▶ DIRECTIONS
Go through the records and copy each line where the word "JSON" occurs.

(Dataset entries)
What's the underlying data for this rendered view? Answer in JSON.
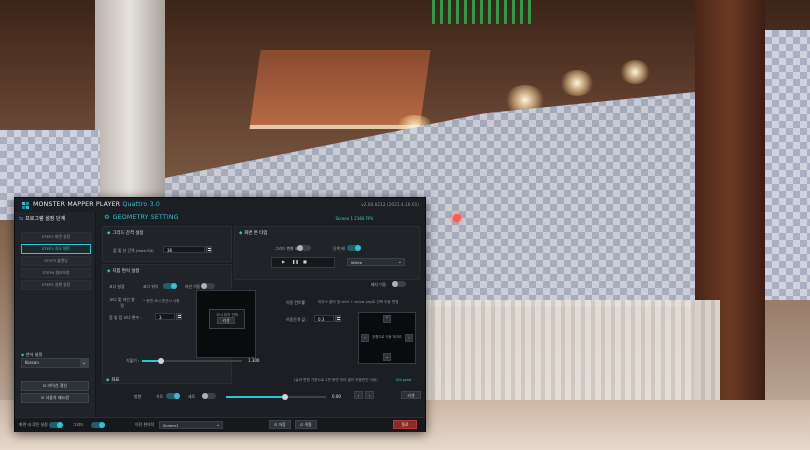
{
  "window": {
    "app_name": "MONSTER MAPPER PLAYER",
    "edition": "Quattro 3.0",
    "version": "v2.00.0212 (2021.4.16.01)"
  },
  "sidebar": {
    "title": "프로그램 설정 단계",
    "steps": [
      {
        "label": "STEP1 화면 설정",
        "active": false
      },
      {
        "label": "STEP2 지오 메트",
        "active": true
      },
      {
        "label": "STEP3 블렌딩",
        "active": false
      },
      {
        "label": "STEP4 컬러보정",
        "active": false
      },
      {
        "label": "STEP5 실행 설정",
        "active": false
      }
    ],
    "language_label": "언어 설정",
    "language_value": "Korean",
    "buttons": {
      "activation": "라이선 갱신",
      "manual": "사용자 매뉴얼"
    }
  },
  "main": {
    "title": "GEOMETRY SETTING",
    "resolution_info": "Screen 1 2160 FPS",
    "grid_section": {
      "title": "그리드 간격 설정",
      "label": "점 및 선 간격 (max:50)",
      "value": "36"
    },
    "screen_type_section": {
      "title": "화면 톤 타입",
      "toggle_grid_label": "그리드 변화 표",
      "toggle_color_label": "단색 배",
      "color_value": "White"
    },
    "edit_section": {
      "title": "지폼 편석 설정",
      "corner_label": "코너 설정",
      "toggle_corner": "코너 위치",
      "toggle_line": "라인 이동",
      "toggle_curve": "베지 이동",
      "subgroup_label": "코너 및 라인 설정",
      "subgroup_hint": "• 평면 코너 편선시 사용",
      "points_label": "점 및 점 코너 편수 :",
      "points_value": "3",
      "preview_label": "코너 위치 선택",
      "preview_button": "리셋",
      "gamma_label": "기울기 :",
      "gamma_value": "1.300",
      "move_label": "이동 컨트롤",
      "move_hint": "마우스 클릭 및 shift + arrow key로 선택 이동 변경",
      "step_label": "이동간격 값 :",
      "step_value": "0.3",
      "arrow_center": "방향으로 이동 하여라"
    },
    "offset_section": {
      "title": "좌표",
      "hint": "(슬라 변형 기준으로 2번 화면 부터 결리 허용만인 이동)",
      "right_hint": "0/0 pixel",
      "row_label": "방향",
      "toggle_a": "가로",
      "toggle_b": "세로",
      "value": "0.00",
      "reset": "리셋"
    }
  },
  "bottombar": {
    "toggle_label": "화면 내 루틴 설정",
    "toggle2_label": "그리드",
    "select_label": "이전 편의적",
    "select_value": "Screen1",
    "btn_save": "저장",
    "btn_load": "적용",
    "btn_close": "종료"
  },
  "colors": {
    "accent": "#2ec4d6",
    "panel_bg": "#1b1e22",
    "close": "#8a2a2a"
  }
}
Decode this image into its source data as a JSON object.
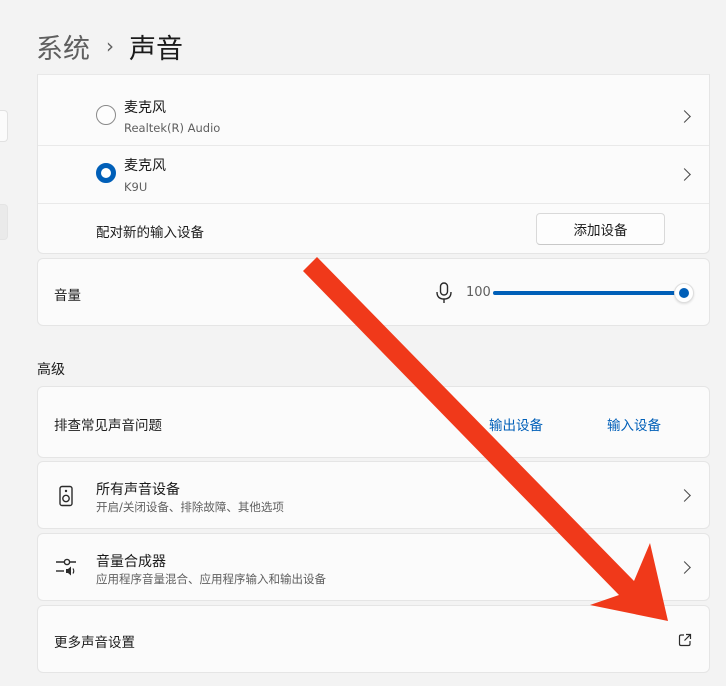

▶ EXPECTED ANSWER
What's the underlying data for this rendered view? Answer in JSON.
Decode this image into its source data as a JSON object.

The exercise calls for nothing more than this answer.